• _ASSIGNED TASK_: The full listing below is to be written out exactly.

• _MATERIAL PROVIDED_:
════

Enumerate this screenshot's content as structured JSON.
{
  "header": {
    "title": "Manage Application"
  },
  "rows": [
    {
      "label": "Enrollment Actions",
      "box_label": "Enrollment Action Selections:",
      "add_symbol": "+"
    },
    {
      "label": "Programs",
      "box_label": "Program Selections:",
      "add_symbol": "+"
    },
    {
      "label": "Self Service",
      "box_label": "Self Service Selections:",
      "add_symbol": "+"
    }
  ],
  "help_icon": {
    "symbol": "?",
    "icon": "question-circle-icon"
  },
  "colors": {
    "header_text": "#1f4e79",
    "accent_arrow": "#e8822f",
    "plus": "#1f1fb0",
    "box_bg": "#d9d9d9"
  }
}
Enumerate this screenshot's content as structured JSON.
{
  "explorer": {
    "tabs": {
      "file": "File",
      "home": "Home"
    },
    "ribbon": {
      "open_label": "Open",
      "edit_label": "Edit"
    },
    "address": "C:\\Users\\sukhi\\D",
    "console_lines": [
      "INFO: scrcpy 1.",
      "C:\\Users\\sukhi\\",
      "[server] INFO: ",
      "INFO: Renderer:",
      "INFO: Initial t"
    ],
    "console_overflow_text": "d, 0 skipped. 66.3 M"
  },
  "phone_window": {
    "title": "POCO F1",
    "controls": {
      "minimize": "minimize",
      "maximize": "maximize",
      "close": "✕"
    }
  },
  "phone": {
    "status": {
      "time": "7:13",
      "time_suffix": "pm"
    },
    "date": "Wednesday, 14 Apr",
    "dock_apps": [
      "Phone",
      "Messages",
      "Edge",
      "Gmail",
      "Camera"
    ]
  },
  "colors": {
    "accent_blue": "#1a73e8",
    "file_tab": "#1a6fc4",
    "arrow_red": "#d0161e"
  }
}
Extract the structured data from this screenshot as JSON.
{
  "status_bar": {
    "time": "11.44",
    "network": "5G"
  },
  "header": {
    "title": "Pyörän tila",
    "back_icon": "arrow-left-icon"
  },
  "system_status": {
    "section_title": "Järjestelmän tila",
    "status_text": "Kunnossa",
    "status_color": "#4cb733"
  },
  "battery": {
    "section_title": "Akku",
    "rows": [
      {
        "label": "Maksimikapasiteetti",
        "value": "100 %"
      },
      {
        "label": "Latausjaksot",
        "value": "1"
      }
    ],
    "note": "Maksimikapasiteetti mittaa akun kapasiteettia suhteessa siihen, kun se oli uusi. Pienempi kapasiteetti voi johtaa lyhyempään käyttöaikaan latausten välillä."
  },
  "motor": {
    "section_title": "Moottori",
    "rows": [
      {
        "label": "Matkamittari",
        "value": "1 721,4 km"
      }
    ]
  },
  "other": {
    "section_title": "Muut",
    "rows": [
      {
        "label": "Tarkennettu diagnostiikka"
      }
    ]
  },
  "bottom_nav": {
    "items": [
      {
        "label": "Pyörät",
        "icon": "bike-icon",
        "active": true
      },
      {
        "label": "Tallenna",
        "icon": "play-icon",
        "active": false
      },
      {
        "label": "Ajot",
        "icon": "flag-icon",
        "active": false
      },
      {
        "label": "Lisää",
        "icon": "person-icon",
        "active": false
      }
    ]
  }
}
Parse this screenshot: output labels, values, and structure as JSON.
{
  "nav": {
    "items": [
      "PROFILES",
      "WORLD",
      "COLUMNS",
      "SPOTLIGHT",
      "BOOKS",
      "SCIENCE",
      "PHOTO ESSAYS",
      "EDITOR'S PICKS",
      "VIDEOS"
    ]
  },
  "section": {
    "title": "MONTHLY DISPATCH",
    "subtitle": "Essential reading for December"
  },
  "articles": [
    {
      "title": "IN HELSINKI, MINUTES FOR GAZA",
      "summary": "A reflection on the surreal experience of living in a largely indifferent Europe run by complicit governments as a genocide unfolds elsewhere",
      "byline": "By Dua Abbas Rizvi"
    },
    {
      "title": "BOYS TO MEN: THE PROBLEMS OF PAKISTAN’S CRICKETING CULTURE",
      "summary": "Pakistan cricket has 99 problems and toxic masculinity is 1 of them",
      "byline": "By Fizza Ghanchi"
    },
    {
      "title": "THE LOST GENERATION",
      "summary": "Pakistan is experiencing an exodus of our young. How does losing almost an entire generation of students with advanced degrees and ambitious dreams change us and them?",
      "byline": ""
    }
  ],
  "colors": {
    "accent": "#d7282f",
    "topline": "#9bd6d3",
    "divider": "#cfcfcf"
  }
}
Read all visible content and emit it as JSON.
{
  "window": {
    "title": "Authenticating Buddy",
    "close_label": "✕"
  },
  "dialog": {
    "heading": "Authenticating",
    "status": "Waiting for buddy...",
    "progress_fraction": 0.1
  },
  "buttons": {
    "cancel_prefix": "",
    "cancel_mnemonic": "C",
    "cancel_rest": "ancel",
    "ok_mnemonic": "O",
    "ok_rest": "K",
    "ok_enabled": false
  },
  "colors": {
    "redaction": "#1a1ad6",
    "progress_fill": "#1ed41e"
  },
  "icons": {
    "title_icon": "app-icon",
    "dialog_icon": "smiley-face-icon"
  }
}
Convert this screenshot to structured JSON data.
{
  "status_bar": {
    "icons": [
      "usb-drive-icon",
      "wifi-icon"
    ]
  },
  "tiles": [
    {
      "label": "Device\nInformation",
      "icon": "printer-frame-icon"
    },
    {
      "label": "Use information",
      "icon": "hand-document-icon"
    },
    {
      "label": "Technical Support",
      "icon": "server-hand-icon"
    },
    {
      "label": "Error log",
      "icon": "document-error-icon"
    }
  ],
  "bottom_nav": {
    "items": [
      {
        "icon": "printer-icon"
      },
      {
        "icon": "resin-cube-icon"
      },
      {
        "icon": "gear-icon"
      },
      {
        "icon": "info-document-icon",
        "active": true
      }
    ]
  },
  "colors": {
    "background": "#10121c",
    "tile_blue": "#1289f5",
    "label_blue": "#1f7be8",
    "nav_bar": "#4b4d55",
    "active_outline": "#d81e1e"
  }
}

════

• _ANSWER SECTION_:
Enumerate this screenshot's content as structured JSON.
{
  "header": {
    "title": "Manage Application"
  },
  "rows": [
    {
      "label": "Enrollment Actions",
      "box_label": "Enrollment Action Selections:",
      "add_symbol": "+"
    },
    {
      "label": "Programs",
      "box_label": "Program Selections:",
      "add_symbol": "+"
    },
    {
      "label": "Self Service",
      "box_label": "Self Service Selections:",
      "add_symbol": "+"
    }
  ],
  "help_icon": {
    "symbol": "?",
    "icon": "question-circle-icon"
  },
  "colors": {
    "header_text": "#1f4e79",
    "accent_arrow": "#e8822f",
    "plus": "#1f1fb0",
    "box_bg": "#d9d9d9"
  }
}
Enumerate this screenshot's content as structured JSON.
{
  "explorer": {
    "tabs": {
      "file": "File",
      "home": "Home"
    },
    "ribbon": {
      "open_label": "Open",
      "edit_label": "Edit"
    },
    "address": "C:\\Users\\sukhi\\D",
    "console_lines": [
      "INFO: scrcpy 1.",
      "C:\\Users\\sukhi\\",
      "[server] INFO: ",
      "INFO: Renderer:",
      "INFO: Initial t"
    ],
    "console_overflow_text": "d, 0 skipped. 66.3 M"
  },
  "phone_window": {
    "title": "POCO F1",
    "controls": {
      "minimize": "minimize",
      "maximize": "maximize",
      "close": "✕"
    }
  },
  "phone": {
    "status": {
      "time": "7:13",
      "time_suffix": "pm"
    },
    "date": "Wednesday, 14 Apr",
    "dock_apps": [
      "Phone",
      "Messages",
      "Edge",
      "Gmail",
      "Camera"
    ]
  },
  "colors": {
    "accent_blue": "#1a73e8",
    "file_tab": "#1a6fc4",
    "arrow_red": "#d0161e"
  }
}
Extract the structured data from this screenshot as JSON.
{
  "status_bar": {
    "time": "11.44",
    "network": "5G"
  },
  "header": {
    "title": "Pyörän tila",
    "back_icon": "arrow-left-icon"
  },
  "system_status": {
    "section_title": "Järjestelmän tila",
    "status_text": "Kunnossa",
    "status_color": "#4cb733"
  },
  "battery": {
    "section_title": "Akku",
    "rows": [
      {
        "label": "Maksimikapasiteetti",
        "value": "100 %"
      },
      {
        "label": "Latausjaksot",
        "value": "1"
      }
    ],
    "note": "Maksimikapasiteetti mittaa akun kapasiteettia suhteessa siihen, kun se oli uusi. Pienempi kapasiteetti voi johtaa lyhyempään käyttöaikaan latausten välillä."
  },
  "motor": {
    "section_title": "Moottori",
    "rows": [
      {
        "label": "Matkamittari",
        "value": "1 721,4 km"
      }
    ]
  },
  "other": {
    "section_title": "Muut",
    "rows": [
      {
        "label": "Tarkennettu diagnostiikka"
      }
    ]
  },
  "bottom_nav": {
    "items": [
      {
        "label": "Pyörät",
        "icon": "bike-icon",
        "active": true
      },
      {
        "label": "Tallenna",
        "icon": "play-icon",
        "active": false
      },
      {
        "label": "Ajot",
        "icon": "flag-icon",
        "active": false
      },
      {
        "label": "Lisää",
        "icon": "person-icon",
        "active": false
      }
    ]
  }
}
Parse this screenshot: output labels, values, and structure as JSON.
{
  "nav": {
    "items": [
      "PROFILES",
      "WORLD",
      "COLUMNS",
      "SPOTLIGHT",
      "BOOKS",
      "SCIENCE",
      "PHOTO ESSAYS",
      "EDITOR'S PICKS",
      "VIDEOS"
    ]
  },
  "section": {
    "title": "MONTHLY DISPATCH",
    "subtitle": "Essential reading for December"
  },
  "articles": [
    {
      "title": "IN HELSINKI, MINUTES FOR GAZA",
      "summary": "A reflection on the surreal experience of living in a largely indifferent Europe run by complicit governments as a genocide unfolds elsewhere",
      "byline": "By Dua Abbas Rizvi"
    },
    {
      "title": "BOYS TO MEN: THE PROBLEMS OF PAKISTAN’S CRICKETING CULTURE",
      "summary": "Pakistan cricket has 99 problems and toxic masculinity is 1 of them",
      "byline": "By Fizza Ghanchi"
    },
    {
      "title": "THE LOST GENERATION",
      "summary": "Pakistan is experiencing an exodus of our young. How does losing almost an entire generation of students with advanced degrees and ambitious dreams change us and them?",
      "byline": ""
    }
  ],
  "colors": {
    "accent": "#d7282f",
    "topline": "#9bd6d3",
    "divider": "#cfcfcf"
  }
}
Read all visible content and emit it as JSON.
{
  "window": {
    "title": "Authenticating Buddy",
    "close_label": "✕"
  },
  "dialog": {
    "heading": "Authenticating",
    "status": "Waiting for buddy...",
    "progress_fraction": 0.1
  },
  "buttons": {
    "cancel_prefix": "",
    "cancel_mnemonic": "C",
    "cancel_rest": "ancel",
    "ok_mnemonic": "O",
    "ok_rest": "K",
    "ok_enabled": false
  },
  "colors": {
    "redaction": "#1a1ad6",
    "progress_fill": "#1ed41e"
  },
  "icons": {
    "title_icon": "app-icon",
    "dialog_icon": "smiley-face-icon"
  }
}
Convert this screenshot to structured JSON data.
{
  "status_bar": {
    "icons": [
      "usb-drive-icon",
      "wifi-icon"
    ]
  },
  "tiles": [
    {
      "label": "Device\nInformation",
      "icon": "printer-frame-icon"
    },
    {
      "label": "Use information",
      "icon": "hand-document-icon"
    },
    {
      "label": "Technical Support",
      "icon": "server-hand-icon"
    },
    {
      "label": "Error log",
      "icon": "document-error-icon"
    }
  ],
  "bottom_nav": {
    "items": [
      {
        "icon": "printer-icon"
      },
      {
        "icon": "resin-cube-icon"
      },
      {
        "icon": "gear-icon"
      },
      {
        "icon": "info-document-icon",
        "active": true
      }
    ]
  },
  "colors": {
    "background": "#10121c",
    "tile_blue": "#1289f5",
    "label_blue": "#1f7be8",
    "nav_bar": "#4b4d55",
    "active_outline": "#d81e1e"
  }
}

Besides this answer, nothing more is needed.